### INFORMATION GIVEN

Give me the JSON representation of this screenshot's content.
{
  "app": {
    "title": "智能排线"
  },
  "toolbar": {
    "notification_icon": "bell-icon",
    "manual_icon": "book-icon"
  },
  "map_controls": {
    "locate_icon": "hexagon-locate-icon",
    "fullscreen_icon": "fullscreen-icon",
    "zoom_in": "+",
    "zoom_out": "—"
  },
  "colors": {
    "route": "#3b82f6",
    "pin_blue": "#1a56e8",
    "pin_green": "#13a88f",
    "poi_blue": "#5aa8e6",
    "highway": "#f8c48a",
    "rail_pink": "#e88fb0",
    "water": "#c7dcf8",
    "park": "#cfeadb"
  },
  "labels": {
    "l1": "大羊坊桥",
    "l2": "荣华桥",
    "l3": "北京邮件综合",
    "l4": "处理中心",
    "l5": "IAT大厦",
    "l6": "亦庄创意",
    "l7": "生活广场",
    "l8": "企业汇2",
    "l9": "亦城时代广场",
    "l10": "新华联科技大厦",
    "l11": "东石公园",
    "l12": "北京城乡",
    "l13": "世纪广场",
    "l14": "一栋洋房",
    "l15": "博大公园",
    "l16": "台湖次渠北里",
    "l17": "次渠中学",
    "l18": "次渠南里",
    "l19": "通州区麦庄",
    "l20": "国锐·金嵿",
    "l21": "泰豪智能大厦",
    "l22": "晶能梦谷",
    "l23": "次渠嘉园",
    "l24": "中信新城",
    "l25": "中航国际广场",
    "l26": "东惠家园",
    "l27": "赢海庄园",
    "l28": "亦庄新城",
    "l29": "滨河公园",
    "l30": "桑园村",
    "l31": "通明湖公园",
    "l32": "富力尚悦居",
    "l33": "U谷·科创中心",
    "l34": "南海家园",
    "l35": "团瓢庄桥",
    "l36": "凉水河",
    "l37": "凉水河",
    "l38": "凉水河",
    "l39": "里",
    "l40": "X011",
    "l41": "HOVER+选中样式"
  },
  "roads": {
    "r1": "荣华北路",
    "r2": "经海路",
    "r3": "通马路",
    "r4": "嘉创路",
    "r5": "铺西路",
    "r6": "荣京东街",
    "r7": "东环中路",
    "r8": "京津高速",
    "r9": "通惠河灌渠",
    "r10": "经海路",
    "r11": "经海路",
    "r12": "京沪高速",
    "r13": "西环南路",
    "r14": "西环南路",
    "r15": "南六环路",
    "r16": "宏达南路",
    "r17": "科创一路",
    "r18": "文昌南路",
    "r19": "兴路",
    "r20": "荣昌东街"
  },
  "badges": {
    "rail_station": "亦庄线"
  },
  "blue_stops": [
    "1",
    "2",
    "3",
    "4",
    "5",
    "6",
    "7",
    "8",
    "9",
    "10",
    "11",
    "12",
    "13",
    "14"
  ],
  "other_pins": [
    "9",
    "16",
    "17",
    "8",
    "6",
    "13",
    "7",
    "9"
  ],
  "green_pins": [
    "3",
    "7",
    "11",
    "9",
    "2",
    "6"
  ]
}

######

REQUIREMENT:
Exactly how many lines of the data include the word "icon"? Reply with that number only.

SOLVED PROBLEM:
4